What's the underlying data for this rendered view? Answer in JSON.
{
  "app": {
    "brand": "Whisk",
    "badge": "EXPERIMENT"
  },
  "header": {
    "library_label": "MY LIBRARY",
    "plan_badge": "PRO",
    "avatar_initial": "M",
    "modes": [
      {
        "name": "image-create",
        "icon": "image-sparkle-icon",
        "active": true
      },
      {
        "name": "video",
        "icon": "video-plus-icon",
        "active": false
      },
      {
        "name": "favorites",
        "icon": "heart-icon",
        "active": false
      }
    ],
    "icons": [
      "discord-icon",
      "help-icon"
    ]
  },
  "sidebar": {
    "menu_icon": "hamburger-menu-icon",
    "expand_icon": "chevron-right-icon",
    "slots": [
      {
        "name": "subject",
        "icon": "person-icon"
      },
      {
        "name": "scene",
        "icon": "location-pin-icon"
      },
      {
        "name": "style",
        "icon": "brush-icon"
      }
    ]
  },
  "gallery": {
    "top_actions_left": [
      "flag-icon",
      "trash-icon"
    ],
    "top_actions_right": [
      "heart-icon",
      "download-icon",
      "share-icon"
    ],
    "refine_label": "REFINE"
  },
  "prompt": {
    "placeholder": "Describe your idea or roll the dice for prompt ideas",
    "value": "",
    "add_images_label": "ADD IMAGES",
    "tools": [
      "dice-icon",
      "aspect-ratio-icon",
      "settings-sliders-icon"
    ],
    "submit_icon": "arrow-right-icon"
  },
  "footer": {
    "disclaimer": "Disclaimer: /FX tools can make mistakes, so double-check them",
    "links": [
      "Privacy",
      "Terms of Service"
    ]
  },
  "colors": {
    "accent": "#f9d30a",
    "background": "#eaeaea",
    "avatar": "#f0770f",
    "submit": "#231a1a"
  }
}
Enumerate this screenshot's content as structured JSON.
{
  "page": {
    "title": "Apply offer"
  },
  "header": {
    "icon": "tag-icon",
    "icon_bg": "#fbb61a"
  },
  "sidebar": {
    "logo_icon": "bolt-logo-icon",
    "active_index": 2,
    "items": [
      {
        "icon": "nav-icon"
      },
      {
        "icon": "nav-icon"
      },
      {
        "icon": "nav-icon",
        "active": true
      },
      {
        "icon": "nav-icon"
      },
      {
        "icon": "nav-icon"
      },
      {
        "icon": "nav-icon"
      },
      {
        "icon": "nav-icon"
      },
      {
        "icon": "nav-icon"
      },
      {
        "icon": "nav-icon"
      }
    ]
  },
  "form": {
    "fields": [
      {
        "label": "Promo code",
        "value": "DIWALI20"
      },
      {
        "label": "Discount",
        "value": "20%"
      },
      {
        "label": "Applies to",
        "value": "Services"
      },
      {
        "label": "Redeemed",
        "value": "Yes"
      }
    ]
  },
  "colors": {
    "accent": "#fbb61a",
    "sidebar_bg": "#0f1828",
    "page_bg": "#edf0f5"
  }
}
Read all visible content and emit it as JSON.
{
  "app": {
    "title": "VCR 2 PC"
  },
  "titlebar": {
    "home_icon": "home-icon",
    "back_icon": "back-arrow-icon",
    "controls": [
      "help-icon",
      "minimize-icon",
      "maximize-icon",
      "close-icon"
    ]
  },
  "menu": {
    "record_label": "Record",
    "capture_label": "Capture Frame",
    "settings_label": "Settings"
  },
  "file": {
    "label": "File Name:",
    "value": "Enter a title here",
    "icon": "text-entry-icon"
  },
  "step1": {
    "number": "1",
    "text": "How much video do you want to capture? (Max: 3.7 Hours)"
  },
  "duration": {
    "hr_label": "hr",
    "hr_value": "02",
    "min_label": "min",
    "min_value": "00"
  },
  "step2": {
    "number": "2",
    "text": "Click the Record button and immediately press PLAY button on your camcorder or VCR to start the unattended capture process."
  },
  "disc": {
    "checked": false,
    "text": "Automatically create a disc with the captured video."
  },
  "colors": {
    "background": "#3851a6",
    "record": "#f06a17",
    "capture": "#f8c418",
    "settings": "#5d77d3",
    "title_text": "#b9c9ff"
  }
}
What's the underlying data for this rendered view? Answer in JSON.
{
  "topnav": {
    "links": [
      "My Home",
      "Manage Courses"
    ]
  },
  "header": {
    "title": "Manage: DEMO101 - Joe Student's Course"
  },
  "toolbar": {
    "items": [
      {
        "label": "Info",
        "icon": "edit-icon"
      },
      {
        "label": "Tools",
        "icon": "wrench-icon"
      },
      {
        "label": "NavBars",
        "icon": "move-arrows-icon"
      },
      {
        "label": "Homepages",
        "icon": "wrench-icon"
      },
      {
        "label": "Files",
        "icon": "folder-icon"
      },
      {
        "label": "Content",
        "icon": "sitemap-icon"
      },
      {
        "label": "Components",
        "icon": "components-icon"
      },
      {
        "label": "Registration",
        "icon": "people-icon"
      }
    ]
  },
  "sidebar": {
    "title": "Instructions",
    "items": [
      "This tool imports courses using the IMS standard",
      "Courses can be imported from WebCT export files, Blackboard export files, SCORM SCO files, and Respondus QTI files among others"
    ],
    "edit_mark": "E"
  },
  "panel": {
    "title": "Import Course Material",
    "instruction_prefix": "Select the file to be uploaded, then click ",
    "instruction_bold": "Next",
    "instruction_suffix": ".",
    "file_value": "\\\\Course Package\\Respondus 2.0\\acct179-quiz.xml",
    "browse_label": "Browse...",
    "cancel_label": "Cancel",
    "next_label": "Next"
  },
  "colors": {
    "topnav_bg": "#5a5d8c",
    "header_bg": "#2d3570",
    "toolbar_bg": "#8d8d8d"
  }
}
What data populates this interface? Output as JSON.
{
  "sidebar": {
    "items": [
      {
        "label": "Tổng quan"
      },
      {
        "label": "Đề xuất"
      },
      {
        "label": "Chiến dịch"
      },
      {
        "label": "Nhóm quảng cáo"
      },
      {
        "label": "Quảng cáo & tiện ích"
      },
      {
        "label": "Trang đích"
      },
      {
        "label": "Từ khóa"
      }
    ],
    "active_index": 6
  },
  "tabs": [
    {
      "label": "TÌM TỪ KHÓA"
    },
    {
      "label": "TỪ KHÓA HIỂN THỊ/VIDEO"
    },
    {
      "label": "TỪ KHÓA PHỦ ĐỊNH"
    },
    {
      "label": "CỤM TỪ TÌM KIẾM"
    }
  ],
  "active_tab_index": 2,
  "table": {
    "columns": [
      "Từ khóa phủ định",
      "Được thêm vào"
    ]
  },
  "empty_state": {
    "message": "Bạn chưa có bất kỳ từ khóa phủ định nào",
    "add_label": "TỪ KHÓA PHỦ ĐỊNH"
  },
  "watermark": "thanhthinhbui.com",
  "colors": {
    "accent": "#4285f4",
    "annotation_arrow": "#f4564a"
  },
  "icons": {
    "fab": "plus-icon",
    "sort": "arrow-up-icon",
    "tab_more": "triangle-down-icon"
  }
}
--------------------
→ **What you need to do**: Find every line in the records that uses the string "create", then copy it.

→ **Exercise solution**:
        "name": "image-create",
    "text": "Automatically create a disc with the captured video."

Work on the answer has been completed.